If the mode is SSB, the upper or lower range of frequencies is isolated, and the opposite side is reconstructed, and the result is then handled similarly to AM. If the frequency is not aligned with the transmitted signal, the audio will be distorted badly and garbled, as the reconstructed portion will not be correct. If it is only slightly off, the frequency of the audio will be higher or lower than the original along with some distortion, and it is sometimes possible to align the frequency by ear.

If the mode is FM, the FM signal is mostly symmetrical and the demodulation method has a capture effect that uses that symmetry to lock on to the signal. (This allows FM receivers to have sloppy frequency control while still having good quality demodulation.) If the signal is within the (usually larger) pass band, the demodulated signal won't be distorted; if it is not entirely in the pass band, it will be clipped. If there are multiple signals present, only the strongest will be demodulated, although there may be buzzing as a result of the secondary signals. If multiple signals are close to the same strength, the receiver may alternately lock on each of them in turn, which may make all of them unintelligible depending on how fast it switches between them.

$\endgroup$

Your Answer

By clicking “Post Your Answer”, you agree to our terms of service, privacy policy and cookie policy

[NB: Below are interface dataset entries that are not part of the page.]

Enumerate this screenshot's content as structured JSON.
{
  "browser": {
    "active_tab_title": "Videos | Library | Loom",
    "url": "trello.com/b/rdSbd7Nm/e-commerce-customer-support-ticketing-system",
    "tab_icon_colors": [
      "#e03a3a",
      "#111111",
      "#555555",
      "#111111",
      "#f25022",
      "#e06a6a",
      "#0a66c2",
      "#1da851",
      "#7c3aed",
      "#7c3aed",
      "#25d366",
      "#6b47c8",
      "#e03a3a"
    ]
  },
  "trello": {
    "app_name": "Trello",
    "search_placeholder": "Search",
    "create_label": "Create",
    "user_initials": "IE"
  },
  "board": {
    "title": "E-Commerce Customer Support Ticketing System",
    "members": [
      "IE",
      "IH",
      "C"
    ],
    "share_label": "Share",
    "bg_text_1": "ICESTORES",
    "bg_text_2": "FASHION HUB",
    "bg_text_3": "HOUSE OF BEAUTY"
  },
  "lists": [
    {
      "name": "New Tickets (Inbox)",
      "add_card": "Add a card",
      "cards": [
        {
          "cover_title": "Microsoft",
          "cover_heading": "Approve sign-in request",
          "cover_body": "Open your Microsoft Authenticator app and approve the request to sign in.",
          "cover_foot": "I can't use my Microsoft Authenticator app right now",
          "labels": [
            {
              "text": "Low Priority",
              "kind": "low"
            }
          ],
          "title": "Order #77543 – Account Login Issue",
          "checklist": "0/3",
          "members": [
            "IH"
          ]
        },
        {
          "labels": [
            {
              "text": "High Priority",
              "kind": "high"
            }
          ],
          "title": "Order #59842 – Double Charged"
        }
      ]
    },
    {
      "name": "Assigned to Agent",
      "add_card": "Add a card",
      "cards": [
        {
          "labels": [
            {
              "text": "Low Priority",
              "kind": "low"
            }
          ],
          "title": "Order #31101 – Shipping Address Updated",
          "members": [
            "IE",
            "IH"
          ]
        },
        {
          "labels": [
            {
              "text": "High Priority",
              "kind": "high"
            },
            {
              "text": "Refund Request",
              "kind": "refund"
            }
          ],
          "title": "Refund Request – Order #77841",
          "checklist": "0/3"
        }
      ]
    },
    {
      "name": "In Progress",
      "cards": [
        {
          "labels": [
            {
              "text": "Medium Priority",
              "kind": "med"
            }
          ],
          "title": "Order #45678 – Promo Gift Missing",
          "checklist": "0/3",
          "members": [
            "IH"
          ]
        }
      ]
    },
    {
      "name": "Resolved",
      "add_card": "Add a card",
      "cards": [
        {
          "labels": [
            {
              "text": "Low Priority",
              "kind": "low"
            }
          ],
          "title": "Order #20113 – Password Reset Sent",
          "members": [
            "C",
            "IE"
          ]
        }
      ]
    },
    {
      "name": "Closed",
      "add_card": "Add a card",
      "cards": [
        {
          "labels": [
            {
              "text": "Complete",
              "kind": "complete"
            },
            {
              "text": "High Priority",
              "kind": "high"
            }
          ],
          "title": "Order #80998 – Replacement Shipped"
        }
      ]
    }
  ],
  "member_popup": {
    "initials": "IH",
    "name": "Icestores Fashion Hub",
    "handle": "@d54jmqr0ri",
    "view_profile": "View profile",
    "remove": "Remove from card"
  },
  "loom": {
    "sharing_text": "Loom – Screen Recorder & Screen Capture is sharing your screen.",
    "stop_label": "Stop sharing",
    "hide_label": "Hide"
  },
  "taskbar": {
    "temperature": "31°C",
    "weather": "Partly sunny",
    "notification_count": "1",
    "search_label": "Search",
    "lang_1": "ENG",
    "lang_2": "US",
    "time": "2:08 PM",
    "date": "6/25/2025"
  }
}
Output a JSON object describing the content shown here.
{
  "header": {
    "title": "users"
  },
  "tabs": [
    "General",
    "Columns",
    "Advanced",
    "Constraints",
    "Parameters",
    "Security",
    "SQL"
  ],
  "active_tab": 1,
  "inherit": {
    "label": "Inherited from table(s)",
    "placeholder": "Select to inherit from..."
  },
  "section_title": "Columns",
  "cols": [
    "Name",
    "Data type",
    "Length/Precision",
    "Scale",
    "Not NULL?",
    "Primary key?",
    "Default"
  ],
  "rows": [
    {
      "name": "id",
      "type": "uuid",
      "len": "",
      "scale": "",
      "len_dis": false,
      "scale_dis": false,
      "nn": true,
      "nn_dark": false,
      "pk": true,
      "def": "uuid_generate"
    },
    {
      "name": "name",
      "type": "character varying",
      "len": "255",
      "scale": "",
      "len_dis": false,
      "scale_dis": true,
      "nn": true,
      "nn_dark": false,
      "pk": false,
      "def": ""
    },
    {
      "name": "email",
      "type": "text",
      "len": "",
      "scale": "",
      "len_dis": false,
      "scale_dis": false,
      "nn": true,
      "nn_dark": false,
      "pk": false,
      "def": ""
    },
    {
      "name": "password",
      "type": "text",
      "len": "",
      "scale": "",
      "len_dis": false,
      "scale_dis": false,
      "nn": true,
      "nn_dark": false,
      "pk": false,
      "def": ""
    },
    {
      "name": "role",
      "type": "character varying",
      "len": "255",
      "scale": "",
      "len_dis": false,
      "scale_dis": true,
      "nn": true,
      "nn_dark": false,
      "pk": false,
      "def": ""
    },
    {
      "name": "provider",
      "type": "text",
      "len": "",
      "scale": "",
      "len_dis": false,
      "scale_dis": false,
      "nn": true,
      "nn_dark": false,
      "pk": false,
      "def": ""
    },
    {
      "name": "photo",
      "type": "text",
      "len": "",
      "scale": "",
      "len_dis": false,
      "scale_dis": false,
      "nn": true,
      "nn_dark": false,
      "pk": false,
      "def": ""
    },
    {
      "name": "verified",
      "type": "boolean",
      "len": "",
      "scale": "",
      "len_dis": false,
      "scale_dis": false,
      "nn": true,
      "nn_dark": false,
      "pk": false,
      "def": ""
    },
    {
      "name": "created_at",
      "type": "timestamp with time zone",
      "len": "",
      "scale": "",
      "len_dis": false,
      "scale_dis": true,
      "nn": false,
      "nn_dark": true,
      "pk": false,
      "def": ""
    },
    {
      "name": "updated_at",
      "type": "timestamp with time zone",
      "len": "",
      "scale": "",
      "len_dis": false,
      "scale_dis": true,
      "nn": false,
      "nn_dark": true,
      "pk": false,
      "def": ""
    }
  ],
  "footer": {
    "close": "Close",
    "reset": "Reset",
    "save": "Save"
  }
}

Not the answer you're looking for? Browse other questions tagged or ask your own question.